Hollywood came to Chicago on Thursday as actors, directors, film critics and studio presidents honored late movie reviewer Roger Ebert in his hometown.
All of those who shared memories at the Chicago Theatre cheered Ebert as a champion of movies and a critic who used his influence to help filmmakers find audiences. He died last week at age 70 after a years-long battle with cancer.
“He was always supportive of artists. He always gave you a fair shake,” said Chicago native John Cusack, who appeared with his sister and fellow actor, Joan Cusack.
Ebert worked at the Chicago Sun-Times for more than 40 years. The day before his April 4 death, he wrote in a post on his blog that he was taking a break from his schedule of almost-daily movie reviewing because the cancer had recurred.
“He was simply one of the finest men I ever met,” Chaz Ebert said of her late husband during Thursday night’s memorial.
Roger Ebert won national fame when he teamed with fellow film critic Gene Siskel of the Chicago Tribune in 1975 for a television show that had them each give a thumbs-up or thumbs-down rating to the latest releases.
John Cusack said he and his sister enjoyed watching Ebert and Siskel growing up. “Chicago’s lost a great icon but he’ll always be with us,” he said of Ebert.
John remembered running into Ebert at the Carnegie Deli in New York while doing a press junket for his very first movie.
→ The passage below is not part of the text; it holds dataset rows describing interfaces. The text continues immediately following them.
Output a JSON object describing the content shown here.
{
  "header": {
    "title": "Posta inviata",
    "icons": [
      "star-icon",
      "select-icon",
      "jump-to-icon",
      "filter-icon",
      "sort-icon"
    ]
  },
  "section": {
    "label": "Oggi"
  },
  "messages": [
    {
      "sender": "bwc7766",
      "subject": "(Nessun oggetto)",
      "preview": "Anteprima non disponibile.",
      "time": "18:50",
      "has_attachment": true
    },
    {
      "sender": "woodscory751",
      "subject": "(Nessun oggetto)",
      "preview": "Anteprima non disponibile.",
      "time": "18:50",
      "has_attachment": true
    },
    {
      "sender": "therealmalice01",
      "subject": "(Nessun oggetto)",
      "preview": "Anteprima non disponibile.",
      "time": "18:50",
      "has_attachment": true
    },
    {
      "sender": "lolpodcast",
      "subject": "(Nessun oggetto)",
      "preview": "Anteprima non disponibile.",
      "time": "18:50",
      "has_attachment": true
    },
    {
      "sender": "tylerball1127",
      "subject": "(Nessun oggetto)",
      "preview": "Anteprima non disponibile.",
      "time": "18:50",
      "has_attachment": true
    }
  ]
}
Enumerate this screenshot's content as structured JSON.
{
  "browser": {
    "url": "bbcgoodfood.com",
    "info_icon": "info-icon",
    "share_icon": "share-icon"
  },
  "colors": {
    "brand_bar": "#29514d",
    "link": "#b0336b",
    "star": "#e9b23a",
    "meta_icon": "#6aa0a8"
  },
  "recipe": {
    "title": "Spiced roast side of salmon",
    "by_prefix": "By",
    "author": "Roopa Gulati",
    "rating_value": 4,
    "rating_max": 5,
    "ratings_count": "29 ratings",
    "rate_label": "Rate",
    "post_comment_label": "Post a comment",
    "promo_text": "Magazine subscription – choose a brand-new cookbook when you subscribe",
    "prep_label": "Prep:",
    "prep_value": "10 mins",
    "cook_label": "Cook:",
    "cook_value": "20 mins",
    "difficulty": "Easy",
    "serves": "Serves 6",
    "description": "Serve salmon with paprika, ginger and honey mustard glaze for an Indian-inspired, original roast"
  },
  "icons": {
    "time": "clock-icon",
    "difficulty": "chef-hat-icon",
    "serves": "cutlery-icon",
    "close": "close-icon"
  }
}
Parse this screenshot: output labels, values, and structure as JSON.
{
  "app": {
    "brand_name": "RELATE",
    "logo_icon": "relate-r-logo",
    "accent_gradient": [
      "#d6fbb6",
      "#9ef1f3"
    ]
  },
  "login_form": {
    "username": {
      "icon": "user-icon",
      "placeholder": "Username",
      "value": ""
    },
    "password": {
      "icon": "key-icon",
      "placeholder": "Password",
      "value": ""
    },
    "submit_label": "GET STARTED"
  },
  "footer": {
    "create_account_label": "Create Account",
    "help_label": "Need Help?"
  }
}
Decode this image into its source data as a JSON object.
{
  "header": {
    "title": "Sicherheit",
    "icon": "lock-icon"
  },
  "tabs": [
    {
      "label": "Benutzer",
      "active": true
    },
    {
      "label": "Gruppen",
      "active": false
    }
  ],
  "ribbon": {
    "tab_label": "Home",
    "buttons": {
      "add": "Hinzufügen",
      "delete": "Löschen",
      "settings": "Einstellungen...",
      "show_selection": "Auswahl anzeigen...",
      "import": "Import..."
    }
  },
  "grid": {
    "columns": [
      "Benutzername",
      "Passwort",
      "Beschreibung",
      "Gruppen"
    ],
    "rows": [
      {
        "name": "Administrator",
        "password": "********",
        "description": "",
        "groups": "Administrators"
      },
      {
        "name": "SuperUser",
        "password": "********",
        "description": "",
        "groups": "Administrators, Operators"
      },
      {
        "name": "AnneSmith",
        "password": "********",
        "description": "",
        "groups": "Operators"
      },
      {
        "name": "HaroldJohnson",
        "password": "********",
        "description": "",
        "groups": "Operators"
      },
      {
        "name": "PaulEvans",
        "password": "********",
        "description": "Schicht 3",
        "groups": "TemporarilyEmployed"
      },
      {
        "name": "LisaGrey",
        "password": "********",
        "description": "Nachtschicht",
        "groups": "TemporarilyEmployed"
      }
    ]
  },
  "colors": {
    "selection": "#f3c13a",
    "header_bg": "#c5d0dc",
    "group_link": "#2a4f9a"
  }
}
Ebert, catching wind of Cusack’s nervousness about whether the pending review would pan or praise the film, leaned over and whispered “I liked your movie.”
Joan Cusack read a letter from President Barack Obama and first lady Michelle Obama. The Obamas remembered Ebert as a “cultural leader.”
Earlier, Todd McCarthy, a film critic who has written for publications such as Variety, said a key to Ebert’s success was that he was “a populist without prejudice.”
“He was neither high-brow nor low-brow,” McCarthy said. “In the world of film criticism for 46 years there was Roger Ebert and then there was the rest of us.”
Ebert continued the movie review TV show with Sun-Times colleague Richard Roeper after Siskel’s death in 1999.
“I felt that as long as Roger was alive a little bit of Gene was, too,” said Siskel’s widow, Marlene Iglitzen Siskel, at the memorial. She said Ebert had an “unsurpassed body of work.”
Independent filmmaker Ava Duvernay took the red eye from Los Angeles to share the four times she’d crossed paths with Ebert, who she credited with helping her first movie to succeed - a sentiment echoed by many others.
A choir opened the gathering by singing, “Roger Ebert, we will always love you.”
The historic theater was a fitting place for the event. Ebert screened movies there for many years. And in 2005, the city unveiled a sidewalk medallion under the ornate marquee of the theater as a tribute to Ebert.
“He wasn’t one of the go along to get alongs,” civil rights activist Dick Gregory said. “He broke all rules.”
Chaz who ended the night by invoking Ebert’s intelligence, heart, and great love.
“When he thought he was disfigured, when I looked at him I saw beauty,” she said. “And when he looked at me, I saw the love that each one of us deserves to have. And I hope that all of you out there finds a love like that.”
Next week, Ebert will be honored at Ebertfest, his annual film festival in Champaign.
He earned respect for championing small independent movies that he scouted out at film festivals while at the same time taking Hollywood’s biggest names to task when they missed the mark.
Ebert was the first journalist to win the Pulitzer Prize for movie criticism and was the first critic to have a star on the Hollywood Walk of Fame.
Alison Cuddy contributed to this report. Photos by Andrew Gill.